Data records for software interfaces:
BEGIN

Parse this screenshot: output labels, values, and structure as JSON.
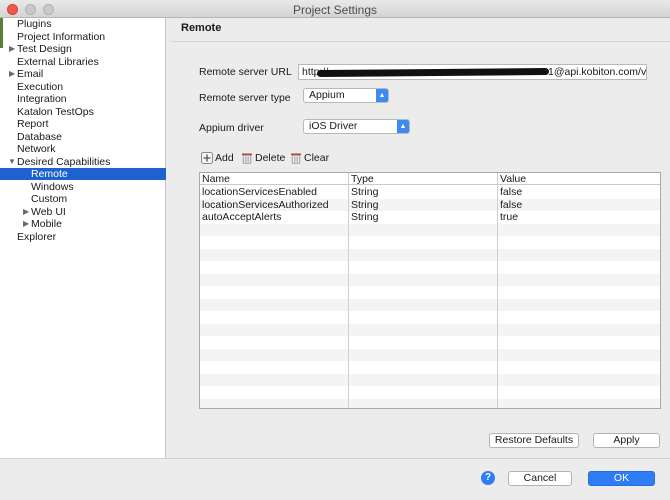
{
  "window": {
    "title": "Project Settings"
  },
  "sidebar": {
    "items": [
      {
        "label": "Plugins",
        "arrow": ""
      },
      {
        "label": "Project Information",
        "arrow": ""
      },
      {
        "label": "Test Design",
        "arrow": "▶"
      },
      {
        "label": "External Libraries",
        "arrow": ""
      },
      {
        "label": "Email",
        "arrow": "▶"
      },
      {
        "label": "Execution",
        "arrow": ""
      },
      {
        "label": "Integration",
        "arrow": ""
      },
      {
        "label": "Katalon TestOps",
        "arrow": ""
      },
      {
        "label": "Report",
        "arrow": ""
      },
      {
        "label": "Database",
        "arrow": ""
      },
      {
        "label": "Network",
        "arrow": ""
      },
      {
        "label": "Desired Capabilities",
        "arrow": "▼"
      },
      {
        "label": "Remote",
        "arrow": "",
        "selected": true
      },
      {
        "label": "Windows",
        "arrow": ""
      },
      {
        "label": "Custom",
        "arrow": ""
      },
      {
        "label": "Web UI",
        "arrow": "▶"
      },
      {
        "label": "Mobile",
        "arrow": "▶"
      },
      {
        "label": "Explorer",
        "arrow": ""
      }
    ]
  },
  "panel": {
    "title": "Remote",
    "url_label": "Remote server URL",
    "url_prefix": "http://",
    "url_suffix": "1@api.kobiton.com/v",
    "server_type_label": "Remote server type",
    "server_type_value": "Appium",
    "driver_label": "Appium driver",
    "driver_value": "iOS Driver"
  },
  "toolbar": {
    "add": "Add",
    "delete": "Delete",
    "clear": "Clear"
  },
  "table": {
    "headers": [
      "Name",
      "Type",
      "Value"
    ],
    "rows": [
      [
        "locationServicesEnabled",
        "String",
        "false"
      ],
      [
        "locationServicesAuthorized",
        "String",
        "false"
      ],
      [
        "autoAcceptAlerts",
        "String",
        "true"
      ]
    ]
  },
  "buttons": {
    "restore_defaults": "Restore Defaults",
    "apply": "Apply",
    "cancel": "Cancel",
    "ok": "OK",
    "help": "?"
  },
  "colors": {
    "selection": "#1e62d0",
    "accent": "#2e7cf6"
  }
}
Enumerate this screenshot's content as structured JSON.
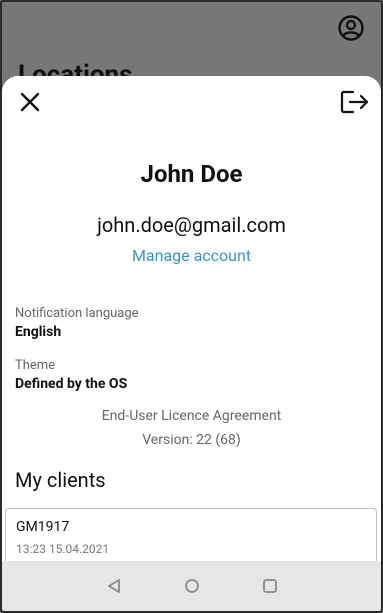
{
  "background": {
    "title": "Locations",
    "avatar_icon": "account-circle-icon"
  },
  "sheet": {
    "close_icon": "close-icon",
    "logout_icon": "logout-icon",
    "user_name": "John Doe",
    "user_email": "john.doe@gmail.com",
    "manage_account_label": "Manage account",
    "settings": [
      {
        "label": "Notification language",
        "value": "English"
      },
      {
        "label": "Theme",
        "value": "Defined by the OS"
      }
    ],
    "eula_label": "End-User Licence Agreement",
    "version_text": "Version: 22 (68)",
    "clients_title": "My clients",
    "clients": [
      {
        "name": "GM1917",
        "timestamp": "13:23 15.04.2021"
      }
    ]
  },
  "navbar": {
    "icons": [
      "back-icon",
      "home-icon",
      "recents-icon"
    ]
  },
  "colors": {
    "link": "#3a93c9",
    "scrim": "#777777",
    "navbar": "#e6e6e6"
  }
}
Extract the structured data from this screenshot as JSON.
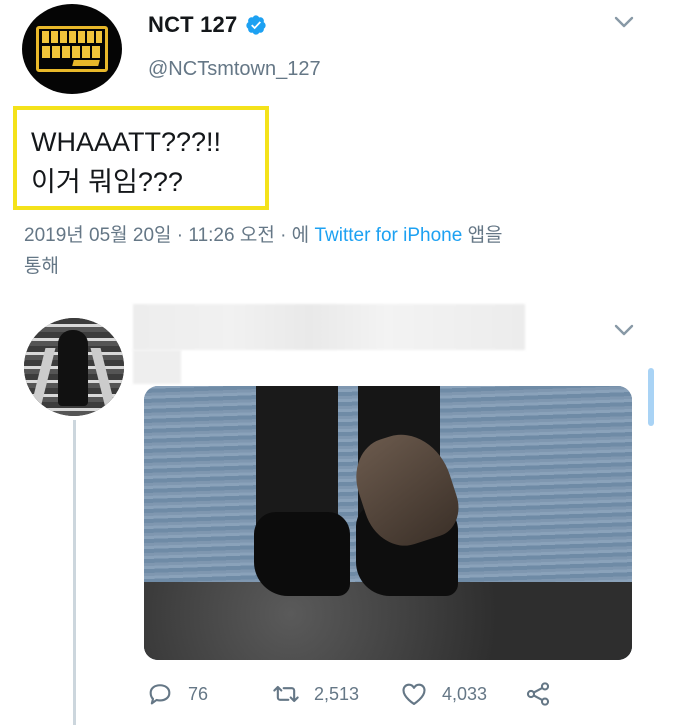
{
  "tweet": {
    "display_name": "NCT 127",
    "handle": "@NCTsmtown_127",
    "text_lines": [
      "WHAAATT???!!",
      "이거 뭐임???"
    ],
    "date": "2019년 05월 20일 · 11:26 오전 · 에",
    "source": "Twitter for iPhone",
    "source_suffix_line1": "앱을",
    "source_suffix_line2": "통해"
  },
  "reply": {
    "stats": {
      "replies": "76",
      "retweets": "2,513",
      "likes": "4,033"
    }
  },
  "icons": {
    "verified": "verified-badge-icon",
    "caret": "chevron-down-icon",
    "reply": "reply-bubble-icon",
    "retweet": "retweet-icon",
    "like": "heart-icon",
    "share": "share-icon"
  },
  "colors": {
    "accent": "#1da1f2",
    "muted": "#657786",
    "highlight_border": "#f4e21a"
  }
}
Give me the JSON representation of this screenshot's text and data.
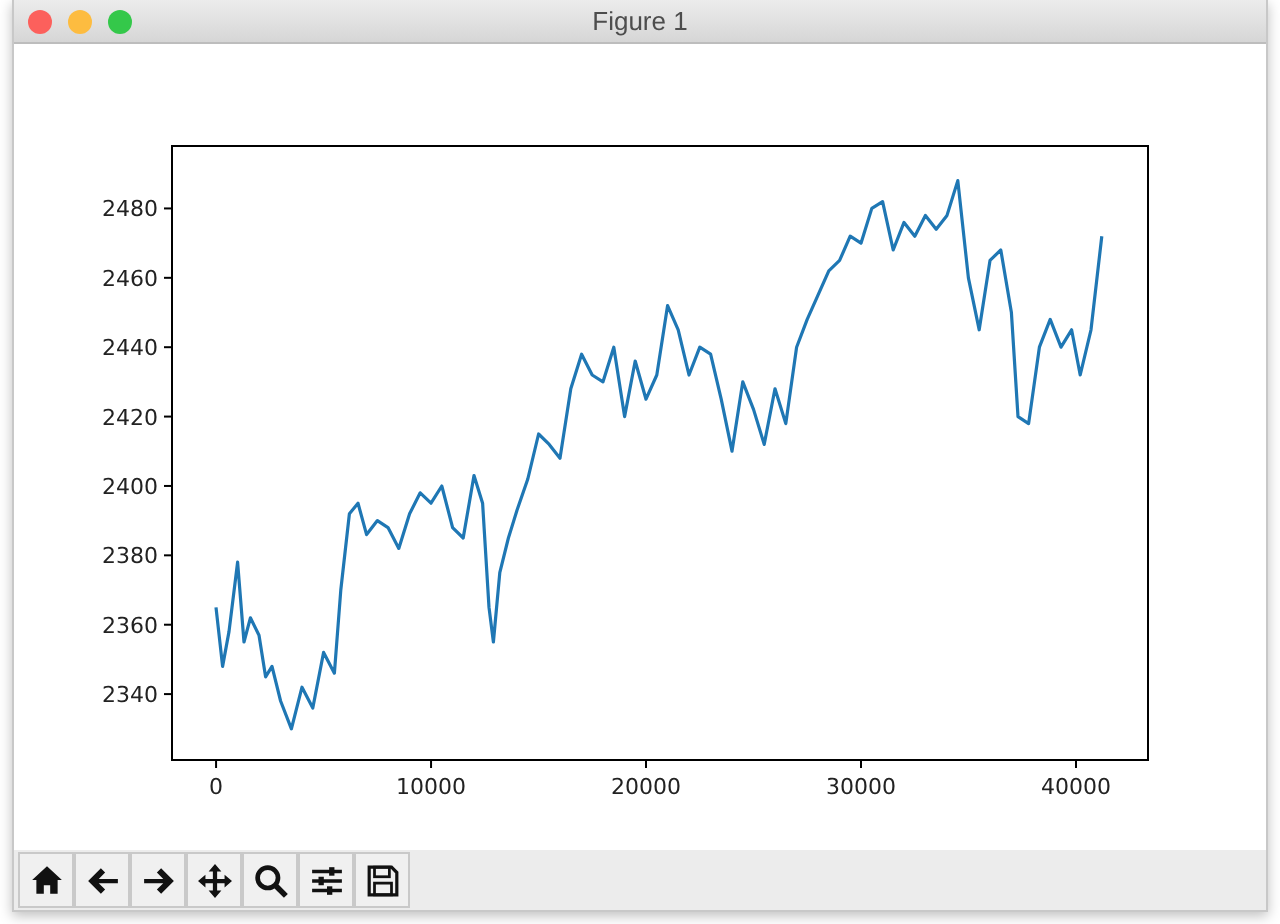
{
  "window": {
    "title": "Figure 1"
  },
  "figure": {
    "chart_data": {
      "type": "line",
      "xlim": [
        -2050,
        43350
      ],
      "ylim": [
        2321,
        2498
      ],
      "xticks": [
        0,
        10000,
        20000,
        30000,
        40000
      ],
      "yticks": [
        2340,
        2360,
        2380,
        2400,
        2420,
        2440,
        2460,
        2480
      ],
      "x": [
        0,
        300,
        600,
        1000,
        1300,
        1600,
        2000,
        2300,
        2600,
        3000,
        3500,
        4000,
        4500,
        5000,
        5500,
        5800,
        6200,
        6600,
        7000,
        7500,
        8000,
        8500,
        9000,
        9500,
        10000,
        10500,
        11000,
        11500,
        12000,
        12400,
        12700,
        12900,
        13200,
        13600,
        14000,
        14500,
        15000,
        15500,
        16000,
        16500,
        17000,
        17500,
        18000,
        18500,
        19000,
        19500,
        20000,
        20500,
        21000,
        21500,
        22000,
        22500,
        23000,
        23500,
        24000,
        24500,
        25000,
        25500,
        26000,
        26500,
        27000,
        27500,
        28000,
        28500,
        29000,
        29500,
        30000,
        30500,
        31000,
        31500,
        32000,
        32500,
        33000,
        33500,
        34000,
        34500,
        35000,
        35500,
        36000,
        36500,
        37000,
        37300,
        37800,
        38300,
        38800,
        39300,
        39800,
        40200,
        40700,
        41200
      ],
      "series": [
        {
          "color": "#1f77b4",
          "values": [
            2365,
            2348,
            2358,
            2378,
            2355,
            2362,
            2357,
            2345,
            2348,
            2338,
            2330,
            2342,
            2336,
            2352,
            2346,
            2370,
            2392,
            2395,
            2386,
            2390,
            2388,
            2382,
            2392,
            2398,
            2395,
            2400,
            2388,
            2385,
            2403,
            2395,
            2365,
            2355,
            2375,
            2385,
            2393,
            2402,
            2415,
            2412,
            2408,
            2428,
            2438,
            2432,
            2430,
            2440,
            2420,
            2436,
            2425,
            2432,
            2452,
            2445,
            2432,
            2440,
            2438,
            2425,
            2410,
            2430,
            2422,
            2412,
            2428,
            2418,
            2440,
            2448,
            2455,
            2462,
            2465,
            2472,
            2470,
            2480,
            2482,
            2468,
            2476,
            2472,
            2478,
            2474,
            2478,
            2488,
            2460,
            2445,
            2465,
            2468,
            2450,
            2420,
            2418,
            2440,
            2448,
            2440,
            2445,
            2432,
            2445,
            2472
          ]
        }
      ]
    }
  }
}
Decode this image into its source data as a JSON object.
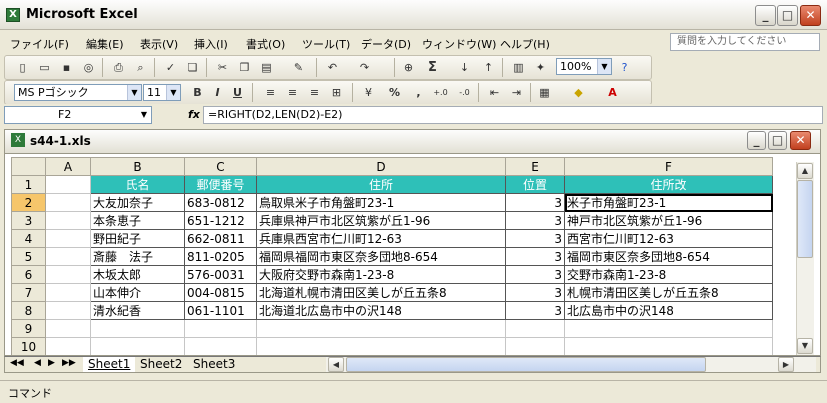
{
  "app": {
    "title": "Microsoft Excel"
  },
  "menu": {
    "items": [
      "ファイル(F)",
      "編集(E)",
      "表示(V)",
      "挿入(I)",
      "書式(O)",
      "ツール(T)",
      "データ(D)",
      "ウィンドウ(W)",
      "ヘルプ(H)"
    ],
    "help_placeholder": "質問を入力してください"
  },
  "toolbar": {
    "zoom": "100%",
    "font_name": "MS Pゴシック",
    "font_size": "11",
    "bold": "B",
    "italic": "I",
    "underline": "U",
    "percent": "%",
    "comma": ",",
    "sigma": "Σ"
  },
  "formula_bar": {
    "cell_ref": "F2",
    "fx": "fx",
    "formula": "=RIGHT(D2,LEN(D2)-E2)"
  },
  "workbook": {
    "title": "s44-1.xls"
  },
  "sheet": {
    "columns": [
      "A",
      "B",
      "C",
      "D",
      "E",
      "F"
    ],
    "row_numbers": [
      "1",
      "2",
      "3",
      "4",
      "5",
      "6",
      "7",
      "8",
      "9",
      "10"
    ],
    "header": [
      "氏名",
      "郵便番号",
      "住所",
      "位置",
      "住所改"
    ],
    "rows": [
      [
        "大友加奈子",
        "683-0812",
        "鳥取県米子市角盤町23-1",
        "3",
        "米子市角盤町23-1"
      ],
      [
        "本条恵子",
        "651-1212",
        "兵庫県神戸市北区筑紫が丘1-96",
        "3",
        "神戸市北区筑紫が丘1-96"
      ],
      [
        "野田紀子",
        "662-0811",
        "兵庫県西宮市仁川町12-63",
        "3",
        "西宮市仁川町12-63"
      ],
      [
        "斎藤　法子",
        "811-0205",
        "福岡県福岡市東区奈多団地8-654",
        "3",
        "福岡市東区奈多団地8-654"
      ],
      [
        "木坂太郎",
        "576-0031",
        "大阪府交野市森南1-23-8",
        "3",
        "交野市森南1-23-8"
      ],
      [
        "山本伸介",
        "004-0815",
        "北海道札幌市清田区美しが丘五条8",
        "3",
        "札幌市清田区美しが丘五条8"
      ],
      [
        "清水紀香",
        "061-1101",
        "北海道北広島市中の沢148",
        "3",
        "北広島市中の沢148"
      ]
    ]
  },
  "sheet_tabs": [
    "Sheet1",
    "Sheet2",
    "Sheet3"
  ],
  "status": {
    "mode": "コマンド"
  },
  "colors": {
    "header_bg": "#2ec0b8",
    "selected_header": "#f6c66b"
  }
}
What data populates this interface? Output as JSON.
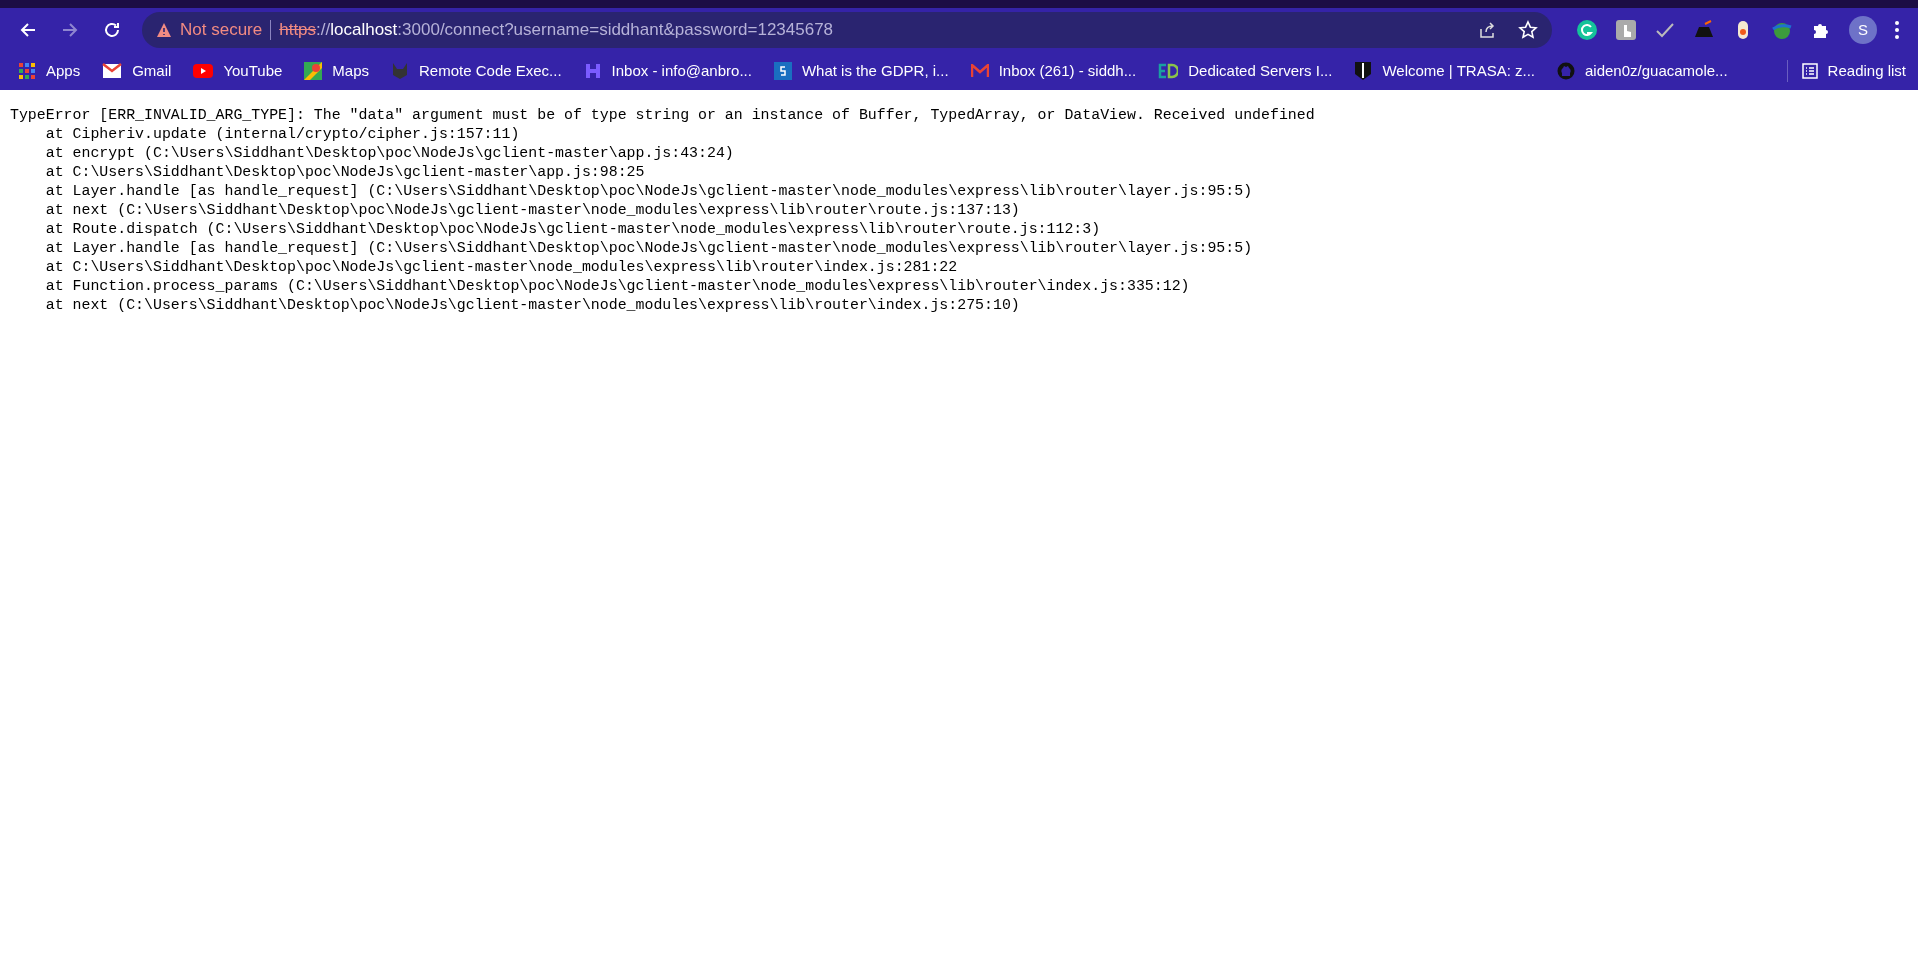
{
  "toolbar": {
    "security": {
      "label": "Not secure",
      "secure": false
    },
    "url": {
      "scheme": "https",
      "separator": "://",
      "host": "localhost",
      "rest": ":3000/connect?username=siddhant&password=12345678"
    },
    "profile": {
      "initial": "S"
    }
  },
  "bookmarks": [
    {
      "label": "Apps"
    },
    {
      "label": "Gmail"
    },
    {
      "label": "YouTube"
    },
    {
      "label": "Maps"
    },
    {
      "label": "Remote Code Exec..."
    },
    {
      "label": "Inbox - info@anbro..."
    },
    {
      "label": "What is the GDPR, i..."
    },
    {
      "label": "Inbox (261) - siddh..."
    },
    {
      "label": "Dedicated Servers I..."
    },
    {
      "label": "Welcome | TRASA: z..."
    },
    {
      "label": "aiden0z/guacamole..."
    }
  ],
  "reading_list": {
    "label": "Reading list"
  },
  "error": {
    "message": "TypeError [ERR_INVALID_ARG_TYPE]: The \"data\" argument must be of type string or an instance of Buffer, TypedArray, or DataView. Received undefined",
    "stack": [
      "    at Cipheriv.update (internal/crypto/cipher.js:157:11)",
      "    at encrypt (C:\\Users\\Siddhant\\Desktop\\poc\\NodeJs\\gclient-master\\app.js:43:24)",
      "    at C:\\Users\\Siddhant\\Desktop\\poc\\NodeJs\\gclient-master\\app.js:98:25",
      "    at Layer.handle [as handle_request] (C:\\Users\\Siddhant\\Desktop\\poc\\NodeJs\\gclient-master\\node_modules\\express\\lib\\router\\layer.js:95:5)",
      "    at next (C:\\Users\\Siddhant\\Desktop\\poc\\NodeJs\\gclient-master\\node_modules\\express\\lib\\router\\route.js:137:13)",
      "    at Route.dispatch (C:\\Users\\Siddhant\\Desktop\\poc\\NodeJs\\gclient-master\\node_modules\\express\\lib\\router\\route.js:112:3)",
      "    at Layer.handle [as handle_request] (C:\\Users\\Siddhant\\Desktop\\poc\\NodeJs\\gclient-master\\node_modules\\express\\lib\\router\\layer.js:95:5)",
      "    at C:\\Users\\Siddhant\\Desktop\\poc\\NodeJs\\gclient-master\\node_modules\\express\\lib\\router\\index.js:281:22",
      "    at Function.process_params (C:\\Users\\Siddhant\\Desktop\\poc\\NodeJs\\gclient-master\\node_modules\\express\\lib\\router\\index.js:335:12)",
      "    at next (C:\\Users\\Siddhant\\Desktop\\poc\\NodeJs\\gclient-master\\node_modules\\express\\lib\\router\\index.js:275:10)"
    ]
  }
}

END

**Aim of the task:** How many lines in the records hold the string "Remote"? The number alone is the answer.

**Answer to this exercise:** 5